Kids lie for a variety of reasons, from making themselves look better to downright fantasy. But one of the main reasons that a child lies is to avoid a consequence. Unfortunately, routinely using fibs to avoid negative reactions can begin a lifelong disconnect between your child and the truth. By using consequences for your child's lies, she soon learns that honesty is the best policy if she wants to avoid punishment and consequence.
One of the worst consequences for a lying child is being caught in that lie. While you should never try and "set up" your child to catch her red-handed, warns FamilyEducation.com, a straightforward approach can be as upsetting as the consequences themselves. Sit your child down and let her know that you're aware of the lie. Ask her why she did it and talk about why telling the truth is so important to you. A sober conversation can set the tone for honesty in the future.
Natural consequences are the negative things that happen after your child tells a lie without you having to set them in motion. A child who lies about summer vacation, for instance, becomes unbelievable with her friends. If she constantly lies to you about her grades, you soon learn that you can't trust her and must set up a parent-teacher conference. Natural consequences might seem the least negative, but they're often the most devastating because your child has no one to blame but herself.
Logical consequences are those that you set in motion, but that make sense for the infraction -- a punishment-fitting-the-crime scenario. These allow you to construct instances where your child can clearly see how her lying has affected others. If she has lied to her teacher about losing an assignment, you require that she write a note or call her teacher with the truth. If she's lied about breaking an object, you require that she pay to replace it. Logical consequences allow your child to repair the damage done through her lies, a lesson that can stick with her all her life.

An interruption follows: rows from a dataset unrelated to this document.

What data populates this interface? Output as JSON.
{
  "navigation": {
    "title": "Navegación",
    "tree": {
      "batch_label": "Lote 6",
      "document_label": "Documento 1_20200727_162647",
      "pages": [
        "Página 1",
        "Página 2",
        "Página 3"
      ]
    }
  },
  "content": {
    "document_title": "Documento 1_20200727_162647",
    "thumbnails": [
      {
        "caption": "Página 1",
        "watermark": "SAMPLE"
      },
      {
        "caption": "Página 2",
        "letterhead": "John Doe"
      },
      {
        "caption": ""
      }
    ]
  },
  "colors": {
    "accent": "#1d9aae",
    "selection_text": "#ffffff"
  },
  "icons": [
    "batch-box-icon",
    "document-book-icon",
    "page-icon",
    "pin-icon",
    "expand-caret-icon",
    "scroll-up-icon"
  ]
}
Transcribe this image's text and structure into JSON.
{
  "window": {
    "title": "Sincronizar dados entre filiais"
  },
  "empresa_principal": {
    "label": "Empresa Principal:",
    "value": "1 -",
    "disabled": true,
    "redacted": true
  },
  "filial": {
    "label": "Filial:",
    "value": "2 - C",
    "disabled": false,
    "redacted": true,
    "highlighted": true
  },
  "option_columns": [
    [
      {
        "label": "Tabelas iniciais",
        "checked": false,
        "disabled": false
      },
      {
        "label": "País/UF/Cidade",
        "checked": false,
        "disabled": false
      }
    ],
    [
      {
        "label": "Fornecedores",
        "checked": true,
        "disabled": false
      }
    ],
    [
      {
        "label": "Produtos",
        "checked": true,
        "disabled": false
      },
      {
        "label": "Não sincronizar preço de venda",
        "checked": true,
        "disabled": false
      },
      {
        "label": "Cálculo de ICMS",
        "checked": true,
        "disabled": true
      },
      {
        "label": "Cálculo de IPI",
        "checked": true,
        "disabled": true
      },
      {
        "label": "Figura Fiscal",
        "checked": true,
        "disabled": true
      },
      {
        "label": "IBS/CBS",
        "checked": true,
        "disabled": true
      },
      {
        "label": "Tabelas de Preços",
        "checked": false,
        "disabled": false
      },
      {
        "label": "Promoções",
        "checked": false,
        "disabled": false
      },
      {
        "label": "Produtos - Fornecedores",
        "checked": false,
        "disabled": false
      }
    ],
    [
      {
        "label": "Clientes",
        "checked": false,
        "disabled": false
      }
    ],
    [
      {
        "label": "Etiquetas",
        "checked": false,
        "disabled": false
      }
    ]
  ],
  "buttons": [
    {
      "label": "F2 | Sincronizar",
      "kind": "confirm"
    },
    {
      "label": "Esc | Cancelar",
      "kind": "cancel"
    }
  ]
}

Here's where you can have free reign over how you react when your child tells a lie. While natural and logical consequences can affect his propensity to tell a fib in the future, you can also remove privileges to drive the issue home. Just keep in mind that avoiding specific punishments could be the reason your child is lying in the first place. Whether it's a grounding, loss of computer privileges, loss of a phone or early bedtime, DrPhil.com points out that the most important point is actually following through with the punishment.